HMM-364 loadmaster directs loaded UH-'}4D into a hilltop landing zone during operations in I Corps. (USMC Photo A329571').
Several days later. Lieutenant Colonel La Voy's Marines encountered an equally clever Viet Cong tactic while performing another evacuation mission, this time in support of a U.S. Special Forces patrol 20 miles west of Thuong Due. Army UH-1B gunships made several low-level reconnaissance passes over the pickup site while the UH-34D pilot prepared to hoist the casualties through the dense jungle. When the gunship crews reported no enemy activity, the Marine pilot maneuvered his aircraft into a hovering position above the invisible patrol.
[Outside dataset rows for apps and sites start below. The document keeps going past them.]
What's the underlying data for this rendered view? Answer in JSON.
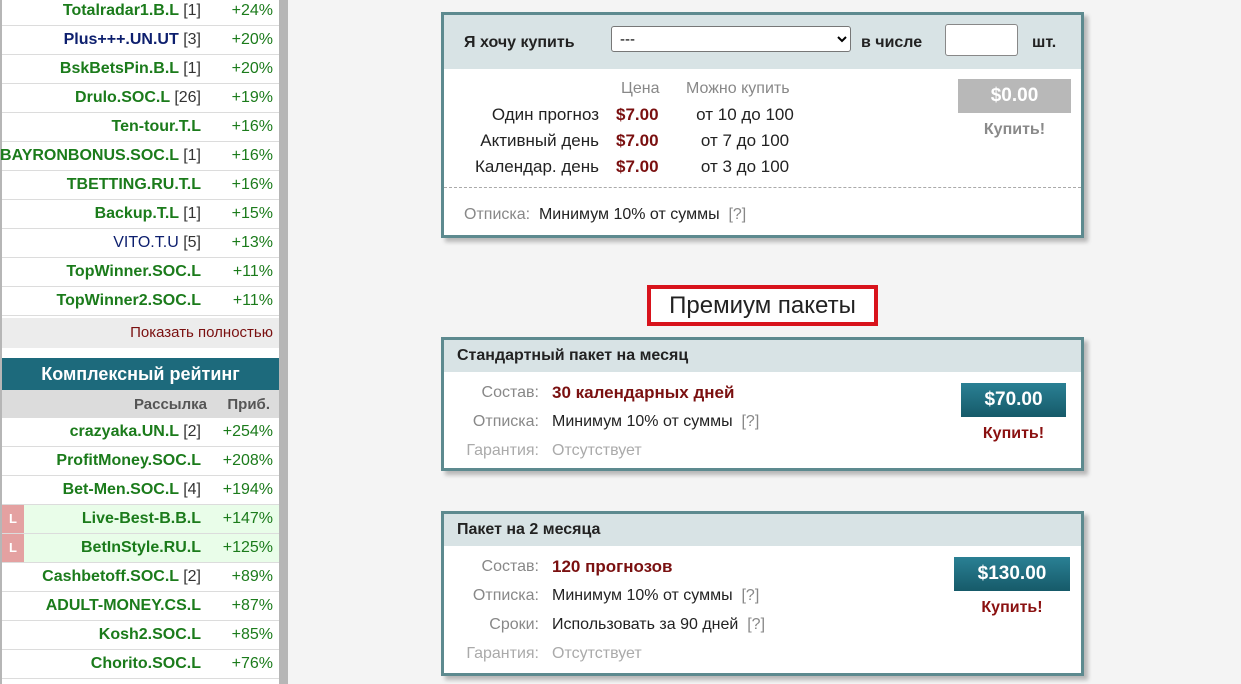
{
  "sidebar": {
    "top_rows": [
      {
        "name": "Totalradar1.B.L",
        "count": "[1]",
        "pct": "+24%",
        "style": "green"
      },
      {
        "name": "Plus+++.UN.UT",
        "count": "[3]",
        "pct": "+20%",
        "style": "bold-blue"
      },
      {
        "name": "BskBetsPin.B.L",
        "count": "[1]",
        "pct": "+20%",
        "style": "green"
      },
      {
        "name": "Drulo.SOC.L",
        "count": "[26]",
        "pct": "+19%",
        "style": "green"
      },
      {
        "name": "Ten-tour.T.L",
        "count": "",
        "pct": "+16%",
        "style": "green"
      },
      {
        "name": "BAYRONBONUS.SOC.L",
        "count": "[1]",
        "pct": "+16%",
        "style": "green"
      },
      {
        "name": "TBETTING.RU.T.L",
        "count": "",
        "pct": "+16%",
        "style": "green"
      },
      {
        "name": "Backup.T.L",
        "count": "[1]",
        "pct": "+15%",
        "style": "green"
      },
      {
        "name": "VITO.T.U",
        "count": "[5]",
        "pct": "+13%",
        "style": "blue"
      },
      {
        "name": "TopWinner.SOC.L",
        "count": "",
        "pct": "+11%",
        "style": "green"
      },
      {
        "name": "TopWinner2.SOC.L",
        "count": "",
        "pct": "+11%",
        "style": "green"
      }
    ],
    "show_full": "Показать полностью",
    "complex_title": "Комплексный рейтинг",
    "col_mailing": "Рассылка",
    "col_profit": "Приб.",
    "bottom_rows": [
      {
        "name": "crazyaka.UN.L",
        "count": "[2]",
        "pct": "+254%",
        "live": false
      },
      {
        "name": "ProfitMoney.SOC.L",
        "count": "",
        "pct": "+208%",
        "live": false
      },
      {
        "name": "Bet-Men.SOC.L",
        "count": "[4]",
        "pct": "+194%",
        "live": false
      },
      {
        "name": "Live-Best-B.B.L",
        "count": "",
        "pct": "+147%",
        "live": true
      },
      {
        "name": "BetInStyle.RU.L",
        "count": "",
        "pct": "+125%",
        "live": true
      },
      {
        "name": "Cashbetoff.SOC.L",
        "count": "[2]",
        "pct": "+89%",
        "live": false
      },
      {
        "name": "ADULT-MONEY.CS.L",
        "count": "",
        "pct": "+87%",
        "live": false
      },
      {
        "name": "Kosh2.SOC.L",
        "count": "",
        "pct": "+85%",
        "live": false
      },
      {
        "name": "Chorito.SOC.L",
        "count": "",
        "pct": "+76%",
        "live": false
      }
    ],
    "live_badge": "L"
  },
  "buy": {
    "want_label": "Я хочу купить",
    "select_value": "---",
    "in_number": "в числе",
    "qty_value": "",
    "pcs": "шт.",
    "col_price": "Цена",
    "col_can_buy": "Можно купить",
    "rows": [
      {
        "label": "Один прогноз",
        "price": "$7.00",
        "range": "от 10 до 100"
      },
      {
        "label": "Активный день",
        "price": "$7.00",
        "range": "от 7 до 100"
      },
      {
        "label": "Календар. день",
        "price": "$7.00",
        "range": "от 3 до 100"
      }
    ],
    "total": "$0.00",
    "buy_label": "Купить!",
    "otpiska_label": "Отписка:",
    "otpiska_value": "Минимум 10% от суммы",
    "help": "[?]"
  },
  "premium_title": "Премиум пакеты",
  "packages": [
    {
      "title": "Стандартный пакет на месяц",
      "composition_label": "Состав:",
      "composition_value": "30 календарных дней",
      "otpiska_label": "Отписка:",
      "otpiska_value": "Минимум 10% от суммы",
      "help": "[?]",
      "guarantee_label": "Гарантия:",
      "guarantee_value": "Отсутствует",
      "price": "$70.00",
      "buy_label": "Купить!"
    },
    {
      "title": "Пакет на 2 месяца",
      "composition_label": "Состав:",
      "composition_value": "120 прогнозов",
      "otpiska_label": "Отписка:",
      "otpiska_value": "Минимум 10% от суммы",
      "help": "[?]",
      "terms_label": "Сроки:",
      "terms_value": "Использовать за 90 дней",
      "terms_help": "[?]",
      "guarantee_label": "Гарантия:",
      "guarantee_value": "Отсутствует",
      "price": "$130.00",
      "buy_label": "Купить!"
    }
  ],
  "colors": {
    "accent_teal": "#1d6a7c",
    "price_red": "#7a1010",
    "premium_border": "#d8131c",
    "rating_green": "#1b7b1b"
  }
}
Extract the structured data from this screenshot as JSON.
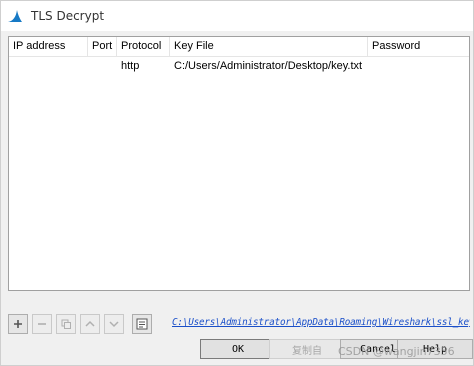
{
  "window": {
    "title": "TLS Decrypt",
    "icon": "wireshark-fin-icon",
    "accent": "#1679c5"
  },
  "table": {
    "columns": [
      "IP address",
      "Port",
      "Protocol",
      "Key File",
      "Password"
    ],
    "rows": [
      {
        "ip": "",
        "port": "",
        "protocol": "http",
        "key_file": "C:/Users/Administrator/Desktop/key.txt",
        "password": ""
      }
    ]
  },
  "toolbar": {
    "add_icon": "plus-icon",
    "remove_icon": "minus-icon",
    "copy_icon": "copy-icon",
    "up_icon": "arrow-up-icon",
    "down_icon": "arrow-down-icon",
    "browse_icon": "folder-list-icon",
    "config_path": "C:\\Users\\Administrator\\AppData\\Roaming\\Wireshark\\ssl_keys"
  },
  "buttons": {
    "ok": "OK",
    "copy": "复制自",
    "cancel": "Cancel",
    "help": "Help"
  },
  "watermark": "CSDN @wangjin7356"
}
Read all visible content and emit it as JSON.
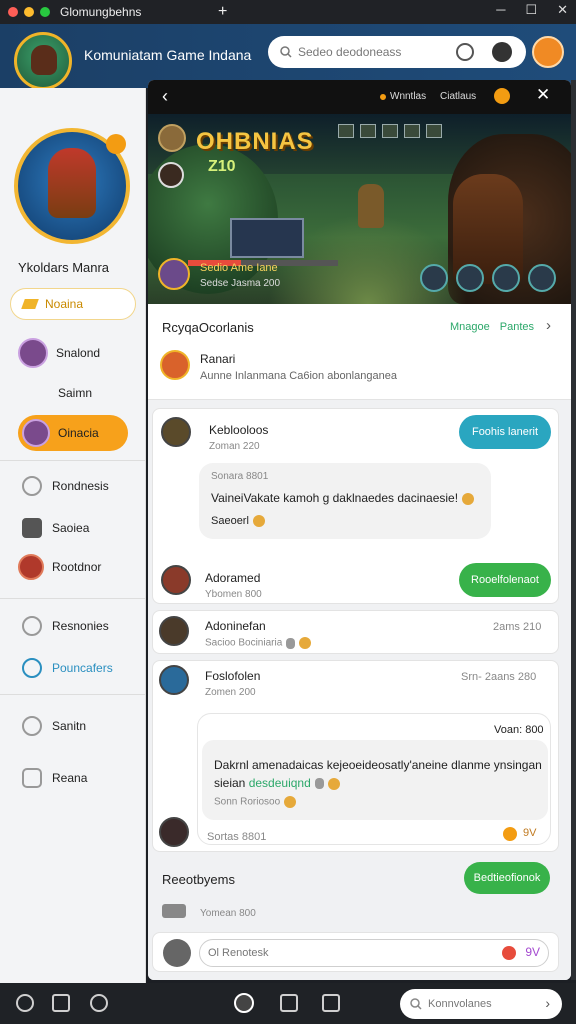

At this juncture, well-concealed Viet Cong began firing automatic weapons at the hovering helicopter and forced it to seek safety away from the pickup area. The escorting gunships then wheeled in from above, returning the Viet Cong's fire with rockets and machine guns. The enemy promptly ceased firing, whereupon the Marine helicopter again maneuvered into position above the patrol. Again the enemy challenged the aircraft with fire, this time striking it in the rear portion of the fuselage. Although no serious damage was done, the evacuation helicopter was again forced away from the patrol's position.
The UH-lBs once more placed suppressive fire on the enemy position, finally allowing a second Marine helicopter to hoist the wounded man through the trees. A new burst of enemy fire, however, interrupted a subsequent effort to retrieve the body of a dead patrol member. An HMM-364 helicopter returned to the area the following day and completed the evacuation. Although neither resulted in U.S. or VNAF aircraft losses, the incidents of 21 and 24 April confirmed that the Viet Cong was devising new methods with which to counter the Allies' helicopters. His use of false smoke signals and his persistent refusal to compromise his position by
Page 151 (The Advisory & Combat Assistance Era: 1954-1964)